ZIMBABWEAN banks injected the bulk of ZW$39,1 billion in loans (about US$100 million) to government for budgetary financing, giving respite to an administration that has been shunned by international lenders due to mounting debts and arrears, official data showed this week.
Bank injections included Treasury Bills (TBs), according to the Annual Debt Bulletin 2021 Financial Year issued by the Public Debt Management Office, which ranked some big companies among government’s noted creditors.The Southern African country, with a ZW$1,86 trillion (about US$17,5 billion) debt during the period, had accumulated about US$6,6 billion in arrears, which scared lenders due to aggravated risks.
The report said banks took up TBs equivalent to 99% of total domestic debt.
Other lenders — pension funds and insurance companies — were affected by non-compliance to key regulatory requirements, the office said.
“Domestic financial and capital markets are the major source of budget financing, as access to external sources remains constrained due to the accumulation of external debt arrears,” the debt office said.
“In 2021, Treasury raised ZW$39,17 billion for budget financing through the auction (24,33%) and private placements (75,67%).
“The cost of borrowing for the period under review was average interest rates of 21% for 365-day TB, 19% for 270-day TB, 17% for 180-day TB and 15%t for 90-day TB.
“Almost all of these resources were from the banking sector (99%), while the non-banking sector provided the remainder (1%),” the report noted.
Last year, the government added US$6,45 billion to the public debt as the Treasury assumed the former white farmer’s compensation fund under domestic debt and the Reserve Bank of Zimbabwe (RBZ) legacy loans.
In the comparative 2020 year, public debt ended at US$10,7 billion.
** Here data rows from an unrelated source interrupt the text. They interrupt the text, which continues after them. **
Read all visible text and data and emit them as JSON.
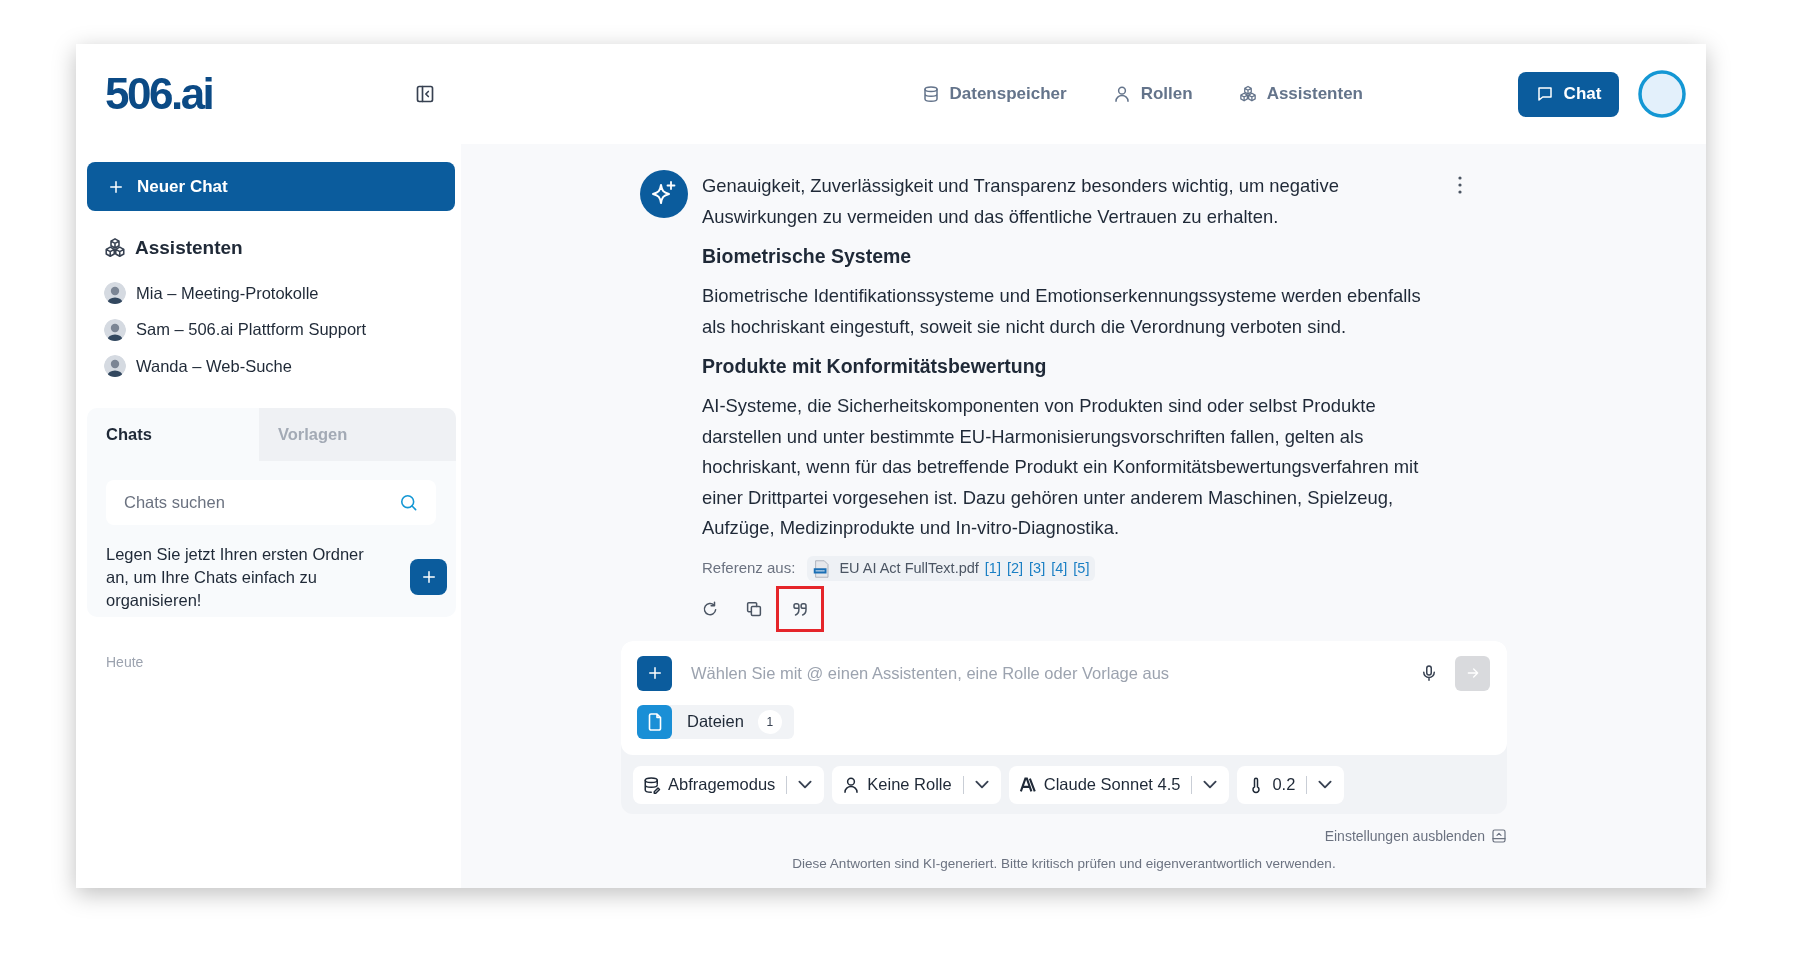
{
  "header": {
    "logo": "506.ai",
    "nav": [
      {
        "kind": "database",
        "label": "Datenspeicher"
      },
      {
        "kind": "person",
        "label": "Rollen"
      },
      {
        "kind": "cubes",
        "label": "Assistenten"
      }
    ],
    "chat_button": "Chat"
  },
  "sidebar": {
    "new_chat": "Neuer Chat",
    "assistants_title": "Assistenten",
    "assistants": [
      {
        "name": "Mia – Meeting-Protokolle"
      },
      {
        "name": "Sam – 506.ai Plattform Support"
      },
      {
        "name": "Wanda – Web-Suche"
      }
    ],
    "tabs": [
      {
        "label": "Chats",
        "selected": true
      },
      {
        "label": "Vorlagen",
        "selected": false
      }
    ],
    "search": {
      "placeholder": "Chats suchen"
    },
    "folder_hint": "Legen Sie jetzt Ihren ersten Ordner an, um Ihre Chats einfach zu organisieren!",
    "group_label": "Heute"
  },
  "message": {
    "blocks": [
      {
        "kind": "paragraph",
        "text": "Genauigkeit, Zuverlässigkeit und Transparenz besonders wichtig, um negative Auswirkungen zu vermeiden und das öffentliche Vertrauen zu erhalten."
      },
      {
        "kind": "heading",
        "text": "Biometrische Systeme"
      },
      {
        "kind": "paragraph",
        "text": "Biometrische Identifikationssysteme und Emotionserkennungssysteme werden ebenfalls als hochriskant eingestuft, soweit sie nicht durch die Verordnung verboten sind."
      },
      {
        "kind": "heading",
        "text": "Produkte mit Konformitätsbewertung"
      },
      {
        "kind": "paragraph",
        "text": "AI-Systeme, die Sicherheitskomponenten von Produkten sind oder selbst Produkte darstellen und unter bestimmte EU-Harmonisierungsvorschriften fallen, gelten als hochriskant, wenn für das betreffende Produkt ein Konformitätsbewertungsverfahren mit einer Drittpartei vorgesehen ist. Dazu gehören unter anderem Maschinen, Spielzeug, Aufzüge, Medizinprodukte und In-vitro-Diagnostika."
      }
    ],
    "reference": {
      "label": "Referenz aus:",
      "file": "EU AI Act FullText.pdf",
      "citations": [
        "[1]",
        "[2]",
        "[3]",
        "[4]",
        "[5]"
      ]
    },
    "actions": [
      {
        "kind": "regenerate",
        "highlighted": false
      },
      {
        "kind": "copy",
        "highlighted": false
      },
      {
        "kind": "quote",
        "highlighted": true
      }
    ]
  },
  "composer": {
    "placeholder": "Wählen Sie mit @ einen Assistenten, eine Rolle oder Vorlage aus",
    "send_disabled": true,
    "attachments": [
      {
        "label": "Dateien",
        "count": "1"
      }
    ],
    "settings": [
      {
        "kind": "mode",
        "label": "Abfragemodus"
      },
      {
        "kind": "role",
        "label": "Keine Rolle"
      },
      {
        "kind": "model",
        "label": "Claude Sonnet 4.5"
      },
      {
        "kind": "temperature",
        "label": "0.2"
      }
    ],
    "hide_settings": "Einstellungen ausblenden"
  },
  "disclaimer": "Diese Antworten sind KI-generiert. Bitte kritisch prüfen und eigenverantwortlich verwenden."
}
Of this amount, US$10,5 billion was external and US$204 million was domestic debt, according to the Zimbabwe Public Debt Management Office (ZPDMO).
The central bank’s legacy loans and white farmer’s compensation that the Treasury agreed to pay amount to US$3,77 billion and US$3,5 billion, respectively.
“The stock of total Public and Publicly Guaranteed (PPG) debt (domestic and external) amounted to ZW$1,86 trillion as at end of December 2021, including RBZ external debt and compensation of former farm owners,” ZPDMO said in the 2021 Annual Debt Bulletin.
“Of this total PPG debt, ZW$1,45 trillion is external debt, while ZW$412,9 billion is domestic debt.”
In 2020, the government agreed to pay white farmers US$3,5 billion for pushing them off their land in favour of black owners with the Treasury officially assuming the debt in the 2021 Annual Debt Bulletin.
While the rise in domestic debt is due to the assumption of the farmers’ debt, the remainder of the US$6,45 billion equaling US$2,84 billion, is related to the central bank’s legacy loans.
The legacy loans concern foreign currency that the central bank was unable to repatriate to external suppliers on behalf of local companies.
In total, the RBZ failed to repatriate funds for 484 firms based on the list of debtors listed in the Finance Bill of 2022 released earlier this year.
Total PPG external debt stock as of the end of December 2021 stood at US$13,35 billion, of which 42% is owed to bilateral creditors, 20% to multilateral creditors, and 37% is RBZ external debt (including blocked funds).
This comprised US$49,7 million for the active portfolio and US$9,6 million as token payments to the Multilateral Development Banks (MDBs) and Paris Club creditors.
Government in September 2021, started making US$100 000 quarterly token payments to each of the 16 Paris Club creditors.
As of the end of May 2022, since the resumption of the token payments, US$8 million was paid to the MDBs and US$4,8 million to the Paris Club creditors.